* _Your objective_: Down to the last line, repeat the entries exactly and drop any image.

________

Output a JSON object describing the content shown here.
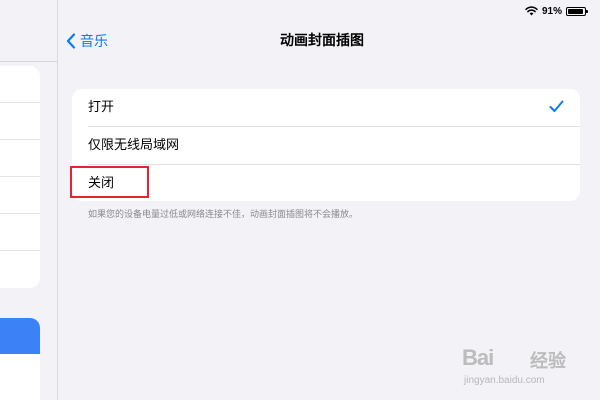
{
  "status_bar": {
    "battery_text": "91%",
    "battery_level": 0.91
  },
  "nav": {
    "back_label": "音乐",
    "title": "动画封面插图"
  },
  "options": [
    {
      "label": "打开",
      "selected": true
    },
    {
      "label": "仅限无线局域网",
      "selected": false
    },
    {
      "label": "关闭",
      "selected": false
    }
  ],
  "footnote": "如果您的设备电量过低或网络连接不佳，动画封面插图将不会播放。",
  "watermark": {
    "logo": "Bai",
    "cn": "经验",
    "url": "jingyan.baidu.com"
  },
  "colors": {
    "accent": "#0a7aff",
    "highlight": "#e8232e",
    "background": "#f2f2f7"
  }
}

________

* _Exercise answer_:
Output a JSON object describing the content shown here.
{
  "status_bar": {
    "battery_text": "91%",
    "battery_level": 0.91
  },
  "nav": {
    "back_label": "音乐",
    "title": "动画封面插图"
  },
  "options": [
    {
      "label": "打开",
      "selected": true
    },
    {
      "label": "仅限无线局域网",
      "selected": false
    },
    {
      "label": "关闭",
      "selected": false
    }
  ],
  "footnote": "如果您的设备电量过低或网络连接不佳，动画封面插图将不会播放。",
  "watermark": {
    "logo": "Bai",
    "cn": "经验",
    "url": "jingyan.baidu.com"
  },
  "colors": {
    "accent": "#0a7aff",
    "highlight": "#e8232e",
    "background": "#f2f2f7"
  }
}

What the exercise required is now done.